Still, Meadows acknowledged that the boycott was hurting the company. "If you want to market and sell a product, you don't need any negatives," he said. He called the boycott "an aggravation, a block" that has put Coors on an unequal footing with other brewers.

"We'd prefer not to have the problem (the boycott), but the biggest threat to us is the industry itself," Meadows said, referring to sluggish growth overall in the U.S. beer industry.

Coors sold about 15.2 million barrels of beer last year, a gain of 3.4 percent from the year before.

Coors and Anheuser-Busch were the only major brewers to grow in volume in 1986. Last year, Coors ranked fifth among U.S. brewers, behind Busch, Miller, Stroh's and G. Heileman.

The Teamsters now represent 90 percent of the brewery workers in United States -- about 100,000 people, according to Charles Klare, national director of the Teamsters' Brewery and Soft Drink Workers Conference. Coors is the only nonunion major brewer in America.

Klare said his group has called off an organizing effort at Coors' new packaging facility in Elkton to concentrate on the company's core of 3,500 brewery production workers in Golden, Colo.

"The Coors workers haven't stampeded us, but their reaction has been very favorable," Klare said about the organizing drive that began in early July. "We have high hopes we'll have enough employes signed up to ask for recognition and if not get it, to ask for an election."

Vince Murphy, a Teamsters Brewery Conference organizer heading the drive at Coors' Colorado base, said the union hoped to have enough support among Coors workers within six months to petition for recognition from the company or an election.

Another player in the drama -- the AFL-CIO -- will undoubtedly be drafting its own strategy for dealing with the Teamsters' effort to organize Coors workers.

With its ongoing sponsorship of the boycott, the AFL-CIO cannot be ignored in any labor settlement with Coors.

"Our hand is on the boycott switch and that will continue until Coors settles its differences with the AFL-CIO," said Dave Sickler, a regional AFL-CIO director in Los Angeles and national director of the group's Coors Boycott Committee. "We will not drop the boycott until Coors allows workers to engage in organizing activities free from intimidation, threats and coercion."

Sickler said the AFL-CIO has periodically held talks with Coors about ending the boycott.

"I can tell you this: The Teamsters have nothing to do with our discussions with Coors over what it takes to resolve the boycott."

"Coors has been trying to outrun us for 10 years.

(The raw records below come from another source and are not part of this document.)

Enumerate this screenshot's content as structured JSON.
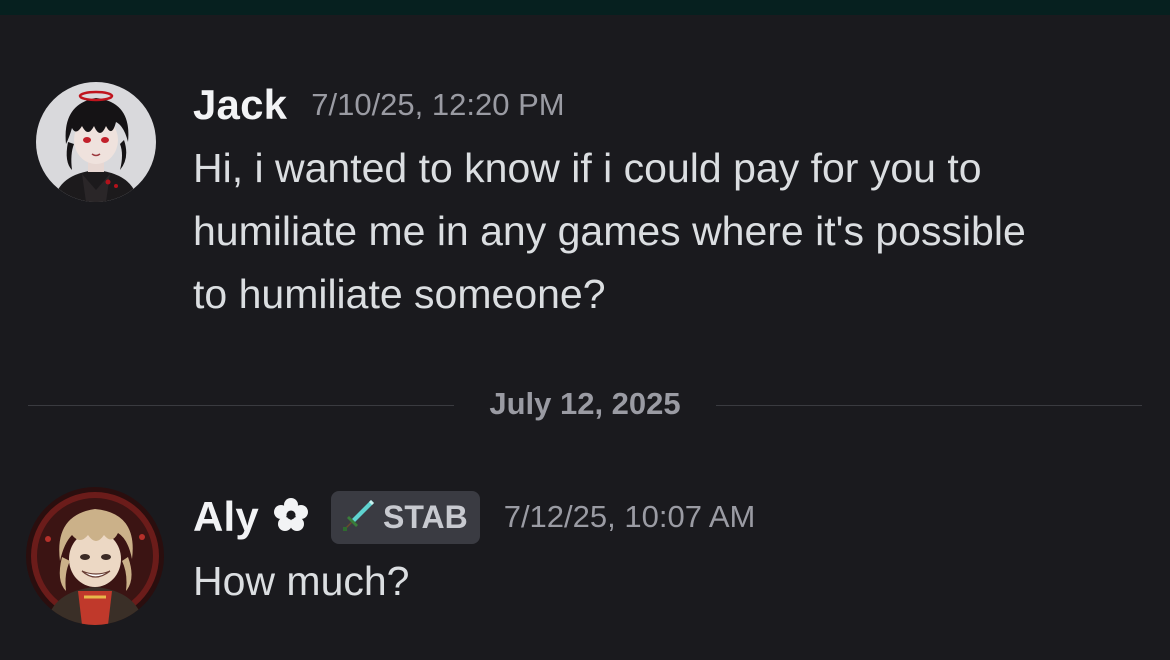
{
  "messages": [
    {
      "username": "Jack",
      "timestamp": "7/10/25, 12:20 PM",
      "lines": [
        "Hi, i wanted to know if i could pay for you to",
        "humiliate me in any games where it's possible",
        "to humiliate someone?"
      ]
    },
    {
      "username": "Aly",
      "role_icon": "flower-icon",
      "tag": {
        "icon": "sword-icon",
        "label": "STAB"
      },
      "timestamp": "7/12/25, 10:07 AM",
      "lines": [
        "How much?"
      ]
    }
  ],
  "date_divider": {
    "label": "July 12, 2025"
  },
  "colors": {
    "background": "#1a1a1e",
    "top_bar": "#06201f",
    "username": "#f2f3f5",
    "timestamp": "#9a9ba3",
    "message_text": "#dbdee1",
    "tag_background": "#3a3b42",
    "tag_sword": "#4ec9c9"
  }
}
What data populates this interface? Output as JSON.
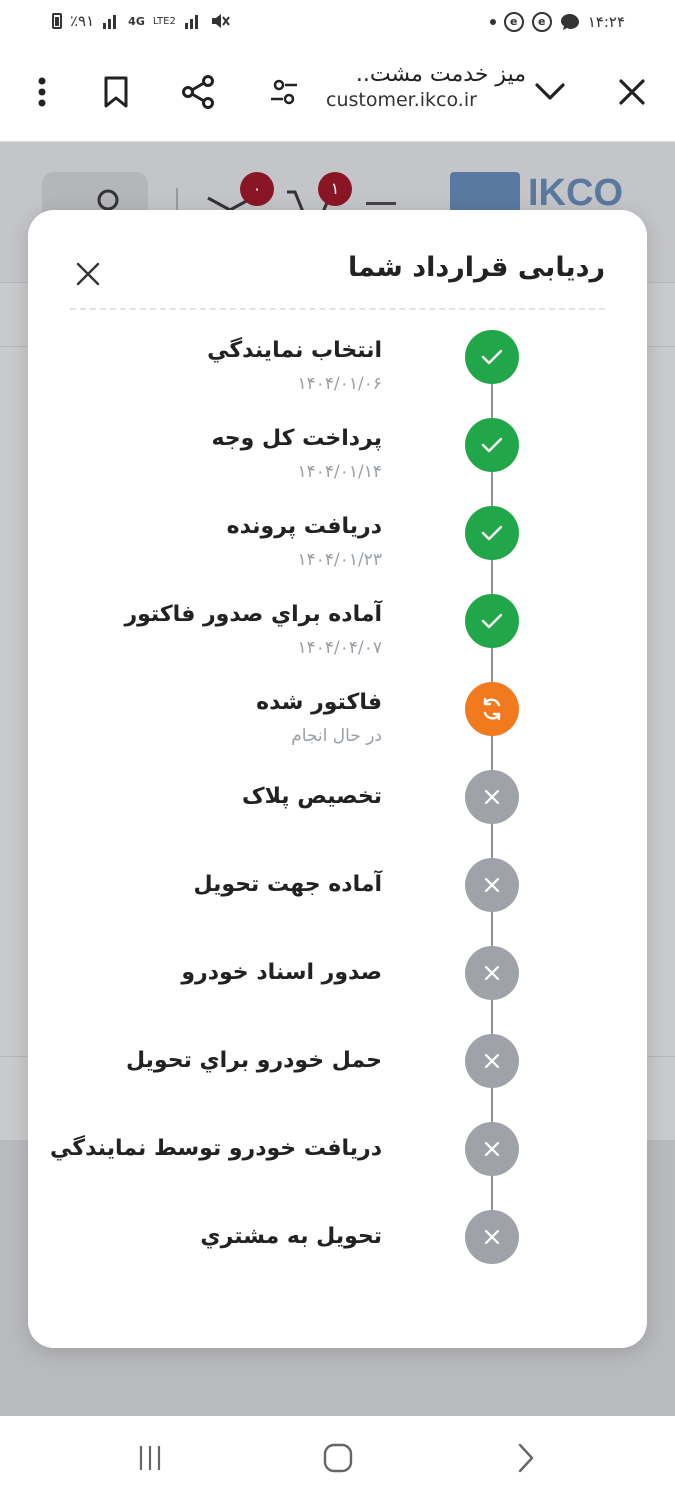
{
  "status_bar": {
    "left_text": "٪۹۱",
    "network": "4G",
    "network_sub": "LTE2",
    "time": "۱۴:۲۴"
  },
  "browser": {
    "title": "میز خدمت مشت..",
    "url": "customer.ikco.ir"
  },
  "site_header": {
    "cart_badge": "۱",
    "message_badge": "۰",
    "logo_text": "IKCO"
  },
  "modal": {
    "title": "ردیابی قرارداد شما",
    "steps": [
      {
        "label": "انتخاب نمايندگي",
        "date": "۱۴۰۴/۰۱/۰۶",
        "status": "done"
      },
      {
        "label": "پرداخت کل وجه",
        "date": "۱۴۰۴/۰۱/۱۴",
        "status": "done"
      },
      {
        "label": "دریافت پرونده",
        "date": "۱۴۰۴/۰۱/۲۳",
        "status": "done"
      },
      {
        "label": "آماده براي صدور فاکتور",
        "date": "۱۴۰۴/۰۴/۰۷",
        "status": "done"
      },
      {
        "label": "فاکتور شده",
        "date": "در حال انجام",
        "status": "in-progress"
      },
      {
        "label": "تخصیص پلاک",
        "date": "",
        "status": "pending"
      },
      {
        "label": "آماده جهت تحویل",
        "date": "",
        "status": "pending"
      },
      {
        "label": "صدور اسناد خودرو",
        "date": "",
        "status": "pending"
      },
      {
        "label": "حمل خودرو براي تحويل",
        "date": "",
        "status": "pending"
      },
      {
        "label": "دريافت خودرو توسط نمايندگي",
        "date": "",
        "status": "pending"
      },
      {
        "label": "تحويل به مشتري",
        "date": "",
        "status": "pending"
      }
    ]
  },
  "colors": {
    "done": "#22a64a",
    "in_progress": "#f27a1e",
    "pending": "#9fa3a9"
  }
}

The Teamsters have just jumped the gun on us. They know Coors has been backed into a corner (by the boycott) and they smelled blood.

"We've got more faith in the intelligence of the workers at Coors," Sickler added. "They know that this has been an AFL-CIO boycott, not a Teamsters boycott, and that their job security ultimately rests with us."

Despite such bravura, the preemptive effort by the Teamsters to organize at Coors poses a dilemma for the AFL-CIO. To date, no union affiliated with the federation has stepped forward to organize Coors workers, although Sickler concedes that is a possibility, especially if the Teamsters near the goal of securing an election.

In such a competition, the AFL-CIO would face two powerful foes -- Coors and the Teamsters, whose stature is enhanced because they represent the overwhelming majority of workers in the brewing industry.

Teamster officials said they expect Anheuser-Busch's new Fort Collins brewery to sign with the union when the plant is up and running. Eleven other Busch breweries are affiliated with the Teamster